The basis for any diet is simple, whether you suffer from mild or moderate depression, fatigue, or anything else. Eating regular meals, at regular times, three times daily is the beginning. Overeating is strictly forbidden, so when you get up from the table, you shouldn’t feel heavy or bloated. Try to eat to 80% capacity. Eat food that grows in the earth, not something that was fabricated in a laboratory. (if the ingredients have numbers in them, or if it is a word that you don’t know, it probably came from a lab) A balanced meal is one that is freshly prepared and includes some grain/carbohydrate; fresh vegetables; and meat, beans or fish. After your meal, take a short walk (a Daoist recommendation is 100 steps) to facilitate your digestion.

In the event that these exercise and nutritional techniques are ineffective or unsatisfactory, acupuncture and Chinese herbal medicine can help with the symptoms of depression. Acupuncture is very effective in opening the flow of Qi (vital life energy) through the body and mind. There are acupuncture point combinations for treating all of the common symptoms of depression- irritability, mental dullness, insomnia or hypersomnia, lowered libido, hypochondria, and fatigue, among others. The experience of acupuncture is both energizing and relaxing at the same time, a welcomed combination for the depressed patient. Usually, the effect of acupuncture is felt immediately, but may last only a few days. A course of three to twelve treatments may be necessary to achieve a lasting and satisfying result.

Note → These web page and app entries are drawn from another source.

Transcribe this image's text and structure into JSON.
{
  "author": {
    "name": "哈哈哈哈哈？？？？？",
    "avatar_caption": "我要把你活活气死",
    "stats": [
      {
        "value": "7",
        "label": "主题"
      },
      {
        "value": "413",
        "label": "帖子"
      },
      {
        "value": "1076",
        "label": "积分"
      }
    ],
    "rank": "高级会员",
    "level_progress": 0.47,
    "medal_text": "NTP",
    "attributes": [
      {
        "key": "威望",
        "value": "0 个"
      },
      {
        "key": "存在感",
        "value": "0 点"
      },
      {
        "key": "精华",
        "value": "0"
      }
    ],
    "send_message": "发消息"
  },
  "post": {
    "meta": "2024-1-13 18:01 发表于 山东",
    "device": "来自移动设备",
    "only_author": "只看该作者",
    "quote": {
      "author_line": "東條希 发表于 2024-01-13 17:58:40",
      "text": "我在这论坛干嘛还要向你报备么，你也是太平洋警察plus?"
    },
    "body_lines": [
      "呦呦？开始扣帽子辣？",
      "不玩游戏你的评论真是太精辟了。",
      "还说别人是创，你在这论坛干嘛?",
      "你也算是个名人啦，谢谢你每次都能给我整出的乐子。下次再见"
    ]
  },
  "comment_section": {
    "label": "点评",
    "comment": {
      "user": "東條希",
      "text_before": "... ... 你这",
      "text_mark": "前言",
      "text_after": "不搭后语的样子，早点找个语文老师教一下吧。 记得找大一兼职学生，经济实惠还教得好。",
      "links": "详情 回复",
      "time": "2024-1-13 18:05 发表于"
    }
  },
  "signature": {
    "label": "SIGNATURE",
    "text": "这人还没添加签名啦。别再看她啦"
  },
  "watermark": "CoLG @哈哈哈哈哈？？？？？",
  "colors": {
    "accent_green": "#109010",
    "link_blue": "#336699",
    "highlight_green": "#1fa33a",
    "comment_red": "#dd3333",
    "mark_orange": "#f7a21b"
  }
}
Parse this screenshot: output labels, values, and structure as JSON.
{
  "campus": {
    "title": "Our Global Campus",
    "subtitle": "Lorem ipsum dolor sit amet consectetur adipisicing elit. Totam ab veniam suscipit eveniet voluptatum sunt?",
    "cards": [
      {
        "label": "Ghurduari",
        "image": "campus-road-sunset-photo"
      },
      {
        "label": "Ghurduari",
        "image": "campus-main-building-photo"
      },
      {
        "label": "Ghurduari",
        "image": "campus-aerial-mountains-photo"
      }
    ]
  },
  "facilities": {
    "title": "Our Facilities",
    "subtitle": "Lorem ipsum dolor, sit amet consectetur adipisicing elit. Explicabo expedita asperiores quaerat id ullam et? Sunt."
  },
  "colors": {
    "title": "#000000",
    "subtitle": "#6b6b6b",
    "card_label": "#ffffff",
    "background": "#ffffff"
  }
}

Chinese herbal medicine contains several hundred individual herbs combined in formulas from one to over 20 ingredients. These formulas are subtler in their effect than western medicines, with their efficacy taking weeks or months to affect lasting change. Like acupuncture, there are combinations that can relax irritability, induce sleep, increase libido and energy, improve circulation, etc. These herbal medicines are not addicting, and they come from natural sources. The intention in using acupuncture and Chinese herbal medicine is to treat both the "branches (the symptoms) and the roots (the causes) of the tree".

One last aspect of depression is will and intention. It is sometimes difficult to summon the willpower to get going in the morning, to initiate a new undertaking, to do much of anything. When this occurs in Winter, an especially inward time, it may just be a good time to sort through the past year, and prepare for the new one. It may be that these ideas need to percolate, with our intent focusing on new initiatives in Spring.

The analogy of the water glass offers some insight into intent and depression. The optimist sees the glass as half full; the pessimist sees it as half empty; the Daoist sees a glass with water in it. If we want to heal anything in this world, it can start with intent.

*I teach a Qi Gong class in Ukiah and Willits.